Data entries:
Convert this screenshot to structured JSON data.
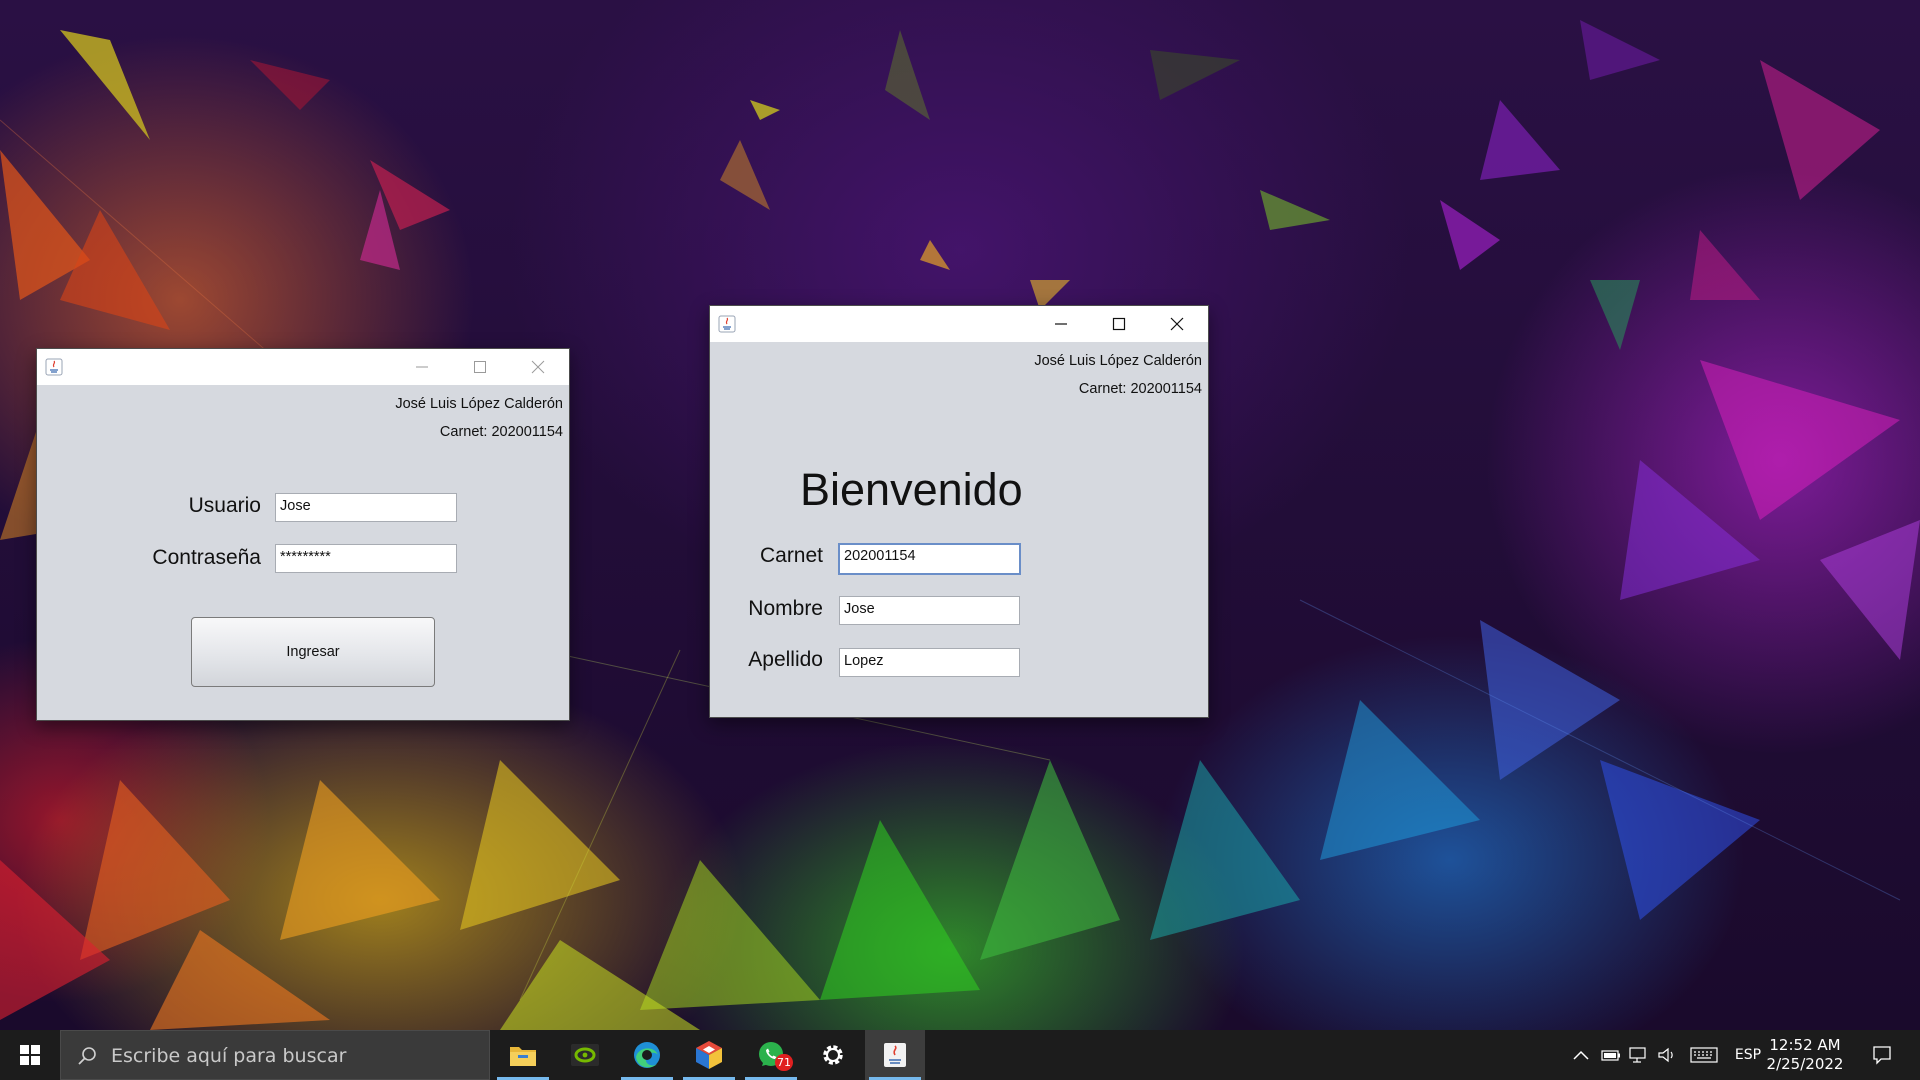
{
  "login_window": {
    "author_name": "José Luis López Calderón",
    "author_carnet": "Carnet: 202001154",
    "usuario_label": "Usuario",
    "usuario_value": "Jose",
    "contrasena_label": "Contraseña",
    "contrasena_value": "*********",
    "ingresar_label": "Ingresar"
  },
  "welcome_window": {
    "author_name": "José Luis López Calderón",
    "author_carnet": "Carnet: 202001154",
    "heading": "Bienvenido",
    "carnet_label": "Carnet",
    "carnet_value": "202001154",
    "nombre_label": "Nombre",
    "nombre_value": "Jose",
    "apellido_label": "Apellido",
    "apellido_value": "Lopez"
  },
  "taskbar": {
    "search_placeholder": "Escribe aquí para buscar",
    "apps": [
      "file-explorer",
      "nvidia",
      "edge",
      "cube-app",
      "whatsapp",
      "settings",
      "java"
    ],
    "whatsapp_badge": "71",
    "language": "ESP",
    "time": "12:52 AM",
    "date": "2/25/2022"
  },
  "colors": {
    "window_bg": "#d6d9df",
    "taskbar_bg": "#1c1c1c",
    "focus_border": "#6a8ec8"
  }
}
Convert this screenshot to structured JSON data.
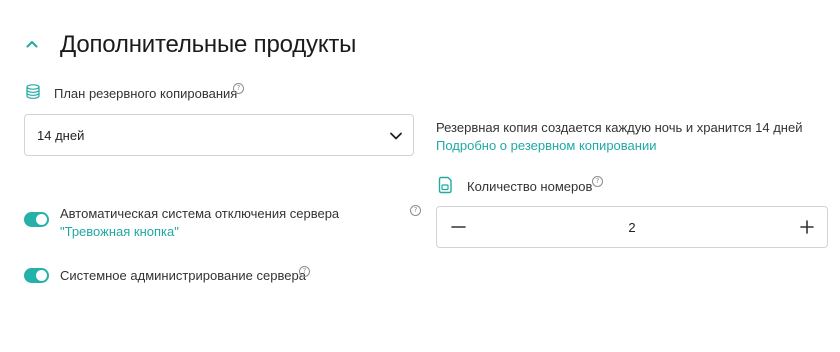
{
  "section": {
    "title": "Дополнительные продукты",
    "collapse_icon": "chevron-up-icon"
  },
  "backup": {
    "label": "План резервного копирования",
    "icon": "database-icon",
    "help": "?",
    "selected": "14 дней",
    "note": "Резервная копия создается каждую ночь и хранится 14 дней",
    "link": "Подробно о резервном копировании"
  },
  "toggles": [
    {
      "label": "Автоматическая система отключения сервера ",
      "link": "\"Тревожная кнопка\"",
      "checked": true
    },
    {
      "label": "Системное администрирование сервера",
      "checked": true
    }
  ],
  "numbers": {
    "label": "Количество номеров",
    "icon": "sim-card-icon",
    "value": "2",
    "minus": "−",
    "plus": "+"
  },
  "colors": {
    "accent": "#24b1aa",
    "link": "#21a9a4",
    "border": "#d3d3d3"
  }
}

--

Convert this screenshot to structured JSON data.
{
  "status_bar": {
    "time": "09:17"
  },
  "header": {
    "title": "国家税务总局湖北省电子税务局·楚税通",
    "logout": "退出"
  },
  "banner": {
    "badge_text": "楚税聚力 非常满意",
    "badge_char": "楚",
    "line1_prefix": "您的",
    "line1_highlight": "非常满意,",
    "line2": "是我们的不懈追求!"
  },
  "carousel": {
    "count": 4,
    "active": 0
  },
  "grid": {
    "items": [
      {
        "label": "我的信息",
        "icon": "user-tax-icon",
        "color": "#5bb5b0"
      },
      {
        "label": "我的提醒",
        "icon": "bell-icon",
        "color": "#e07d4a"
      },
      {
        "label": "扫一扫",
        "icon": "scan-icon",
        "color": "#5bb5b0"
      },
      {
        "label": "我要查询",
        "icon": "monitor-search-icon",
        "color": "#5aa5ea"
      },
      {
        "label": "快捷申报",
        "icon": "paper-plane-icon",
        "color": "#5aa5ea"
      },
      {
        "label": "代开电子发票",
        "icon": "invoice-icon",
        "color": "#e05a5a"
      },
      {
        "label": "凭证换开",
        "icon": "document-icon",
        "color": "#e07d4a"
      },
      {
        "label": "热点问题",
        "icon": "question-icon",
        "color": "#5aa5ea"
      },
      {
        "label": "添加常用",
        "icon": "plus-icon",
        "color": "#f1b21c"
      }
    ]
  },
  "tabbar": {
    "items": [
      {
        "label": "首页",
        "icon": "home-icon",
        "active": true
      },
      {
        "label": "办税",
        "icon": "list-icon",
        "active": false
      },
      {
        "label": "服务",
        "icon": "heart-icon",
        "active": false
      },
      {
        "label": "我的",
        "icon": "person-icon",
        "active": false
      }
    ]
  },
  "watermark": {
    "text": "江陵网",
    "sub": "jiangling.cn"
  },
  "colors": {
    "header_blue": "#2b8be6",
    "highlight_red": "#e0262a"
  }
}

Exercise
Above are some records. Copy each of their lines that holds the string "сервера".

Answer section
      "label": "Автоматическая система отключения сервера ",
      "label": "Системное администрирование сервера",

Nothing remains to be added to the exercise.